> **GOAL OF THE EXERCISE**
Retype exactly the lines from the one with "Decode this image" down to the final line of the material below, both included, and nothing more.

*** Opening of EXERCISE DATA ***

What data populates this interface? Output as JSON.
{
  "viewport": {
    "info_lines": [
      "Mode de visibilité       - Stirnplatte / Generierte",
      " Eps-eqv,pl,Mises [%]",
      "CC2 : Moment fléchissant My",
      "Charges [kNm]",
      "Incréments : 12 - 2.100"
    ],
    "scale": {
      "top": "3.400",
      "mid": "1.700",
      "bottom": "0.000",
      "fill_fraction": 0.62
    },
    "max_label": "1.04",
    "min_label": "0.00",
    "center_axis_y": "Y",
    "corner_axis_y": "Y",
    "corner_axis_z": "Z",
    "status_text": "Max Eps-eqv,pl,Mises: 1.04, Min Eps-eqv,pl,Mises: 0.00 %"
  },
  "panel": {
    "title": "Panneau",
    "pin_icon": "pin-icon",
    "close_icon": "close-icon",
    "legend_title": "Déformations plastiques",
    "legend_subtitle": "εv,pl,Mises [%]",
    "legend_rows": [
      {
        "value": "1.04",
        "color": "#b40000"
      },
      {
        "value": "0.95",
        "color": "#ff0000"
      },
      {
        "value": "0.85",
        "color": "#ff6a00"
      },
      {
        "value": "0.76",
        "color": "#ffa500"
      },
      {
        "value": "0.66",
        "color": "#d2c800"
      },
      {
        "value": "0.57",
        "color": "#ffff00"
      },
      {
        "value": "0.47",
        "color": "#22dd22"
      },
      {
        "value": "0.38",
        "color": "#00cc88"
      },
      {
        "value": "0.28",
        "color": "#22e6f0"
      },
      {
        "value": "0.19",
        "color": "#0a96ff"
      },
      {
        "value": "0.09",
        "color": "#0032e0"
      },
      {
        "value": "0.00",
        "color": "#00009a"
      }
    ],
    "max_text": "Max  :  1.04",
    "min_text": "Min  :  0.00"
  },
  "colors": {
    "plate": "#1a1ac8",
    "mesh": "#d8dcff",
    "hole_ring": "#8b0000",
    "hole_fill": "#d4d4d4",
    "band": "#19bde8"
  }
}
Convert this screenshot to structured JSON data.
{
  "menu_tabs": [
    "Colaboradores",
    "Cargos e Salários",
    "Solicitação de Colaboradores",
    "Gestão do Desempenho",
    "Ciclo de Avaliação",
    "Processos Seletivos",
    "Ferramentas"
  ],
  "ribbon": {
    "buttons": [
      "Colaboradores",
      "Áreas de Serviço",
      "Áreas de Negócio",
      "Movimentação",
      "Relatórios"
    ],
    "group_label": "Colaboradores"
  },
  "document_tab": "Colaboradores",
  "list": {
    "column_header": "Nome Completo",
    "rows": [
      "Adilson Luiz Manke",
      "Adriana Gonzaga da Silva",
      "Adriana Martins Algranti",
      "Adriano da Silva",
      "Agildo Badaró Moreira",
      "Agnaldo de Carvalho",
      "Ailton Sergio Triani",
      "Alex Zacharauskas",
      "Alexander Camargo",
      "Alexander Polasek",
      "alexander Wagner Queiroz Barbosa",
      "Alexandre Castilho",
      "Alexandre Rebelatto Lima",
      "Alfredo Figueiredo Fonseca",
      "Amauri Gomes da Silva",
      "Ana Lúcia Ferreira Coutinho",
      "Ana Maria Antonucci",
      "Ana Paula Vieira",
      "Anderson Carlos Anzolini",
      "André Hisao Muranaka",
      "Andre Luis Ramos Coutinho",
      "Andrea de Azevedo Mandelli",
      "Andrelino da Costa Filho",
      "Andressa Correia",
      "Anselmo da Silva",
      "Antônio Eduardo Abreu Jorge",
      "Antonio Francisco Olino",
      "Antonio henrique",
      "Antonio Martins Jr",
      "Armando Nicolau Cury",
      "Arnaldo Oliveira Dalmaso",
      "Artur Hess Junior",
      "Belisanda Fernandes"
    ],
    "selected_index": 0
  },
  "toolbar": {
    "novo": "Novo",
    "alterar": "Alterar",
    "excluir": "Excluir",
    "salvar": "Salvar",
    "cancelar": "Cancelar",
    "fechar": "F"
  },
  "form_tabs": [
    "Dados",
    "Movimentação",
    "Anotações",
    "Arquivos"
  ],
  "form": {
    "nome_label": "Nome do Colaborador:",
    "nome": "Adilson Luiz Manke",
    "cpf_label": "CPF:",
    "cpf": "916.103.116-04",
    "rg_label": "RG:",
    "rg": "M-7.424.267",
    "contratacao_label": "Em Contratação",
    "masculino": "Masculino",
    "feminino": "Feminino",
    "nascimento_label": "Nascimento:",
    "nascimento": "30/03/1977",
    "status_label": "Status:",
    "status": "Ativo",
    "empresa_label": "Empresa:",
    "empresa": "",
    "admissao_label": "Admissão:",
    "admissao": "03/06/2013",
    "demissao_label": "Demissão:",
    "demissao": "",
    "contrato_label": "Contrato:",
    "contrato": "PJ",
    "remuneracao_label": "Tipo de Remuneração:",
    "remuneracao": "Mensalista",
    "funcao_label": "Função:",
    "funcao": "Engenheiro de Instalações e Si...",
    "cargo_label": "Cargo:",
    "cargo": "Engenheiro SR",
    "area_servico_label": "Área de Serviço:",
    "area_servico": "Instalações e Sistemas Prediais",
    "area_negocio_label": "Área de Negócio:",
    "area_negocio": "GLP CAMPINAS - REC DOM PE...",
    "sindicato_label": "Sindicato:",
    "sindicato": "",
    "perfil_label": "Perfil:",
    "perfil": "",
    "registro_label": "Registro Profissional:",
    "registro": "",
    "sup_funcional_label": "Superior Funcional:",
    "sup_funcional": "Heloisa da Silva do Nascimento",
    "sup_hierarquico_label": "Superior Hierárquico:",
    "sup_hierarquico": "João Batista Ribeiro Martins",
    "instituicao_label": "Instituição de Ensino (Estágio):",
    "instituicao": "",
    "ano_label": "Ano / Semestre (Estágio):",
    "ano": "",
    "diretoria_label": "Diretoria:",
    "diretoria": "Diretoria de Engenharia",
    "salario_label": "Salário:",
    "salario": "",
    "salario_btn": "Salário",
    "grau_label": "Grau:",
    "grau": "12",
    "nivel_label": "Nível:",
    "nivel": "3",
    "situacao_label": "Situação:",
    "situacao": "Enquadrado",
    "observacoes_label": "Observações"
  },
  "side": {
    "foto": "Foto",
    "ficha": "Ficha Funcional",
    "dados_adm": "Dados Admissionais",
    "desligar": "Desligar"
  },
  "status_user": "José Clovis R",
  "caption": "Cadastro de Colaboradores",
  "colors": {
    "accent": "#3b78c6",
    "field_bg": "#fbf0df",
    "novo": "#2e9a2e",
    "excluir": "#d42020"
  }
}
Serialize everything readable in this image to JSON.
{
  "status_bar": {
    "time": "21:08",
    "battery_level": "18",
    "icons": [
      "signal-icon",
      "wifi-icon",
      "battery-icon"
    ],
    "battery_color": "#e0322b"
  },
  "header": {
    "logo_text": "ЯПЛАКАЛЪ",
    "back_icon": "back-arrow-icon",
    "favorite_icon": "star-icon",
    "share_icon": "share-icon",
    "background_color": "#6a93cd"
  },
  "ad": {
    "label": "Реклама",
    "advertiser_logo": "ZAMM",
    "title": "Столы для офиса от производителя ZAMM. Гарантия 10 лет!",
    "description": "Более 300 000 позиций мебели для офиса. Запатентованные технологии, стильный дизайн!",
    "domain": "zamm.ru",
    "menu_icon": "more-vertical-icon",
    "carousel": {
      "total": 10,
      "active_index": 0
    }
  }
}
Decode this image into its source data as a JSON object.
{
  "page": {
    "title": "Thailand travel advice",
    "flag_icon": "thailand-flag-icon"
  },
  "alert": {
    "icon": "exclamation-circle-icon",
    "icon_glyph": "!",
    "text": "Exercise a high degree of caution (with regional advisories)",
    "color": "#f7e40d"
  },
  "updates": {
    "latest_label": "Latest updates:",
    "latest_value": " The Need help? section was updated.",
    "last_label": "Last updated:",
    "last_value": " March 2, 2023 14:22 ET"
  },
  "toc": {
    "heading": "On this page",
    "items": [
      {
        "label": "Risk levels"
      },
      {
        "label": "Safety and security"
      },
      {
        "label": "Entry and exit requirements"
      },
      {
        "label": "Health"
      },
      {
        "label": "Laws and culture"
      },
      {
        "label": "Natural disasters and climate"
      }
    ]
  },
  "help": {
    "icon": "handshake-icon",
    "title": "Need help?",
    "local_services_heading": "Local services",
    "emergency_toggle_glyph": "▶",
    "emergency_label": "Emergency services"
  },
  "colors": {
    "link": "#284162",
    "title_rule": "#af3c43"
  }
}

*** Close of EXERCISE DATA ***

> **SOLUTION FOR THIS EXERCISE**
Decode this image into its source data as a JSON object.
{
  "page": {
    "title": "Thailand travel advice",
    "flag_icon": "thailand-flag-icon"
  },
  "alert": {
    "icon": "exclamation-circle-icon",
    "icon_glyph": "!",
    "text": "Exercise a high degree of caution (with regional advisories)",
    "color": "#f7e40d"
  },
  "updates": {
    "latest_label": "Latest updates:",
    "latest_value": " The Need help? section was updated.",
    "last_label": "Last updated:",
    "last_value": " March 2, 2023 14:22 ET"
  },
  "toc": {
    "heading": "On this page",
    "items": [
      {
        "label": "Risk levels"
      },
      {
        "label": "Safety and security"
      },
      {
        "label": "Entry and exit requirements"
      },
      {
        "label": "Health"
      },
      {
        "label": "Laws and culture"
      },
      {
        "label": "Natural disasters and climate"
      }
    ]
  },
  "help": {
    "icon": "handshake-icon",
    "title": "Need help?",
    "local_services_heading": "Local services",
    "emergency_toggle_glyph": "▶",
    "emergency_label": "Emergency services"
  },
  "colors": {
    "link": "#284162",
    "title_rule": "#af3c43"
  }
}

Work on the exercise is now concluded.